At 9:17, Ponds intercepted a Saint Joseph’s pass and drove the court for two, reducing the Hawk lead to three points.
After a basket by the Hawks, Clark hit a three to bring the Red Storm to a two point deficit.
Solid pressure defense by St. John’s led to a backcourt turnover and, on the next possession, Simon drove the right baseline, under the basket and hit a reverse hook shot to tie the score at 61 all.
It was at the 4:40 mark that Yakwe hit a short turnaround to put the Johnnies ahead 70-68.
The score remained close into the final minute of play and fans noted that this was the first time this season that a St. John’s game was on the line in the last minute of play.
Saint Joseph’s called three timeouts in the final two minutes to set strategies, but the Hawks could only come within two; Johnnies prevailed, 77-73, and Shamorie Ponds won an MVP of the game award.

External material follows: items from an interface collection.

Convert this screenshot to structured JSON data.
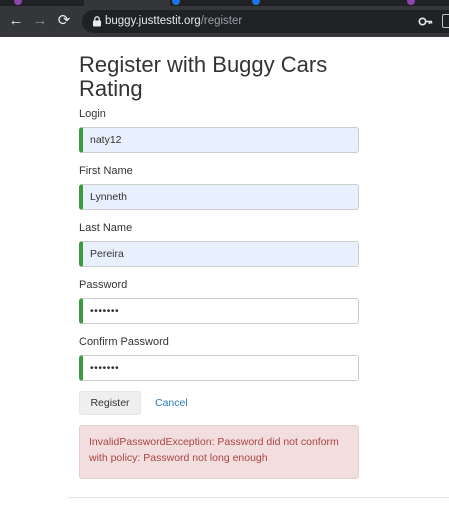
{
  "browser": {
    "url_host": "buggy.justtestit.org",
    "url_path": "/register",
    "icons": {
      "back": "arrow-left-icon",
      "forward": "arrow-right-icon",
      "reload": "reload-icon",
      "lock": "lock-icon",
      "key": "key-icon",
      "extension": "extension-icon"
    }
  },
  "page": {
    "title": "Register with Buggy Cars Rating"
  },
  "form": {
    "login": {
      "label": "Login",
      "value": "naty12"
    },
    "first_name": {
      "label": "First Name",
      "value": "Lynneth"
    },
    "last_name": {
      "label": "Last Name",
      "value": "Pereira"
    },
    "password": {
      "label": "Password",
      "value": "•••••••"
    },
    "confirm_password": {
      "label": "Confirm Password",
      "value": "•••••••"
    },
    "register_label": "Register",
    "cancel_label": "Cancel"
  },
  "alert": {
    "message": "InvalidPasswordException: Password did not conform with policy: Password not long enough"
  },
  "colors": {
    "valid_border": "#3c9b3c",
    "autofill_bg": "#e8f0fe",
    "alert_bg": "#f2dede",
    "alert_text": "#a94442",
    "link": "#2a7bbd",
    "chrome_bg": "#35363a"
  }
}
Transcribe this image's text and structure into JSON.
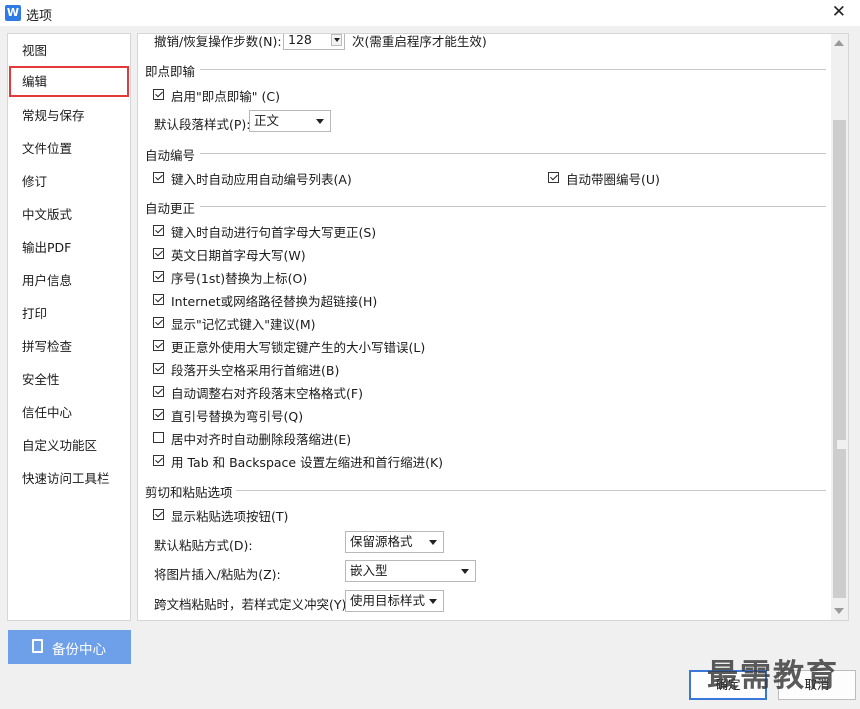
{
  "window": {
    "title": "选项",
    "app_icon_letter": "W",
    "close_glyph": "✕"
  },
  "sidebar": {
    "items": [
      {
        "label": "视图"
      },
      {
        "label": "编辑"
      },
      {
        "label": "常规与保存"
      },
      {
        "label": "文件位置"
      },
      {
        "label": "修订"
      },
      {
        "label": "中文版式"
      },
      {
        "label": "输出PDF"
      },
      {
        "label": "用户信息"
      },
      {
        "label": "打印"
      },
      {
        "label": "拼写检查"
      },
      {
        "label": "安全性"
      },
      {
        "label": "信任中心"
      },
      {
        "label": "自定义功能区"
      },
      {
        "label": "快速访问工具栏"
      }
    ],
    "active_index": 1,
    "backup_label": "备份中心"
  },
  "undo": {
    "label": "撤销/恢复操作步数(N):",
    "value": "128",
    "suffix": "次(需重启程序才能生效)"
  },
  "instant_input": {
    "title": "即点即输",
    "enable_label": "启用\"即点即输\" (C)",
    "enable_checked": true,
    "para_style_label": "默认段落样式(P):",
    "para_style_value": "正文"
  },
  "auto_number": {
    "title": "自动编号",
    "apply_list_label": "键入时自动应用自动编号列表(A)",
    "apply_list_checked": true,
    "circle_number_label": "自动带圈编号(U)",
    "circle_number_checked": true
  },
  "autocorrect": {
    "title": "自动更正",
    "items": [
      {
        "label": "键入时自动进行句首字母大写更正(S)",
        "checked": true
      },
      {
        "label": "英文日期首字母大写(W)",
        "checked": true
      },
      {
        "label": "序号(1st)替换为上标(O)",
        "checked": true
      },
      {
        "label": "Internet或网络路径替换为超链接(H)",
        "checked": true
      },
      {
        "label": "显示\"记忆式键入\"建议(M)",
        "checked": true
      },
      {
        "label": "更正意外使用大写锁定键产生的大小写错误(L)",
        "checked": true
      },
      {
        "label": "段落开头空格采用行首缩进(B)",
        "checked": true
      },
      {
        "label": "自动调整右对齐段落末空格格式(F)",
        "checked": true
      },
      {
        "label": "直引号替换为弯引号(Q)",
        "checked": true
      },
      {
        "label": "居中对齐时自动删除段落缩进(E)",
        "checked": false
      },
      {
        "label": "用 Tab 和 Backspace 设置左缩进和首行缩进(K)",
        "checked": true
      }
    ]
  },
  "paste": {
    "title": "剪切和粘贴选项",
    "show_button_label": "显示粘贴选项按钮(T)",
    "show_button_checked": true,
    "default_label": "默认粘贴方式(D):",
    "default_value": "保留源格式",
    "image_label": "将图片插入/粘贴为(Z):",
    "image_value": "嵌入型",
    "cross_doc_label": "跨文档粘贴时，若样式定义冲突(Y):",
    "cross_doc_value": "使用目标样式"
  },
  "buttons": {
    "ok": "确定",
    "cancel": "取消"
  },
  "watermark": "最需教育",
  "colors": {
    "accent": "#2f7be5",
    "active_border": "#e23a3a",
    "backup_bg": "#6ea0ea"
  }
}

Rebounding: The Johnnies were outrebounded 48 to 36. This is a concern but it should be noted that several of the Hawks’ rebounds were a result of a multitude of long three point attempts, which they were taking after the Red Storm defense tightened in the middle of the first half. Misses off long three-pointers often result in the ball caroming ten to fifteen feet from the basket, giving the Hawk offensive players an advantage on some of the rebounds.
A second factor in this rebound margin was the period of several minutes, particularly in the beginning of the second half, when the Johnnies simply were not attacking the offensive glass.

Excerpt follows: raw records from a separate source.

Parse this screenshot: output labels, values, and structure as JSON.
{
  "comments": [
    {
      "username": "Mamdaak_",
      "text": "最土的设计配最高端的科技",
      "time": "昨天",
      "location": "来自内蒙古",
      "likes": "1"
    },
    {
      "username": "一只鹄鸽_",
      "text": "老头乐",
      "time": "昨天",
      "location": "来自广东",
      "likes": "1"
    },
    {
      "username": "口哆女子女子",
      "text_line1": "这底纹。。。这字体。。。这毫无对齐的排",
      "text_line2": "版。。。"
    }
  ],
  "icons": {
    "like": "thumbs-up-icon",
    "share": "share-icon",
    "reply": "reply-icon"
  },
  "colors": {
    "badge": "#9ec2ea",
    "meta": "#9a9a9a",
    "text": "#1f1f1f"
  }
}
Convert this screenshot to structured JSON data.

The rebound margin of seven at the end of the first half swelled to double digits but, after the team’s timeout around the 15-minute mark, the Johnnies became more aggressive on the offensive end and rebounding was even for the remainder of the contest.
Free Throw Shooting: The Red Storm had been shooting better than 75% this year, but against Saint Joseph’s the percentage was 64%. In close contests like this one, hitting free throws becomes crucial. Bashir Ahmed missed two, while Ponds, who was shooting at an 87% clip, missed three and Simon missed five.
Attacking the Zone: Once again, the Red Storm had little problem attacking the St. Joseph zone defense. Coach Martelli of Saint Joseph’s switched back and forth between the zone and a man to man throughout the game. Both Simon, Ahmed and Ponds seemed able to penetrate the zone with ease. The penetration and subsequent kickout to the corner for open jumpers by Owens and Clark seemed particularly effective.
However, the three point shooting, so effective against a zone defense, was still inconsistent with many airballs, particularly at the beginning of the game.
Hitting 32% of attempts is certainly better than the zero percent against Iona - but probably needs to be improved with the Big East competition beginning next week. The return of Marcus LoVett, who was hitting threes at 38%, should help.
The Johnnies’ next game is against the Providence Friars, who lost the second game of the Holiday Showcase to Houston.
A Friar fan stated that the team is struggling, given two significant injuries. Emmitt Holt is out for the year and point guard Kyron Cartwright has missed several games with an injury.
The team is run by a freshman point guard, who distributes the ball well but does not appear to be an offensive threat. If Cartwright remains out, the burden in the offensive end will be on Rodney Bullock, who took 42% of the teams shots against Houston, scoring 24 points.
The Friars had to abandon their zone at times as Houston was able to penetrate it and kick out for open threes. Although outrebounded by the Cougars, the Friars hit the offensive boards with two front court players on every shot.
If St. John’s can hold its own in rebounding and play its usual pressure defense, it has a good chance of coming away with a victory in the Big East opener.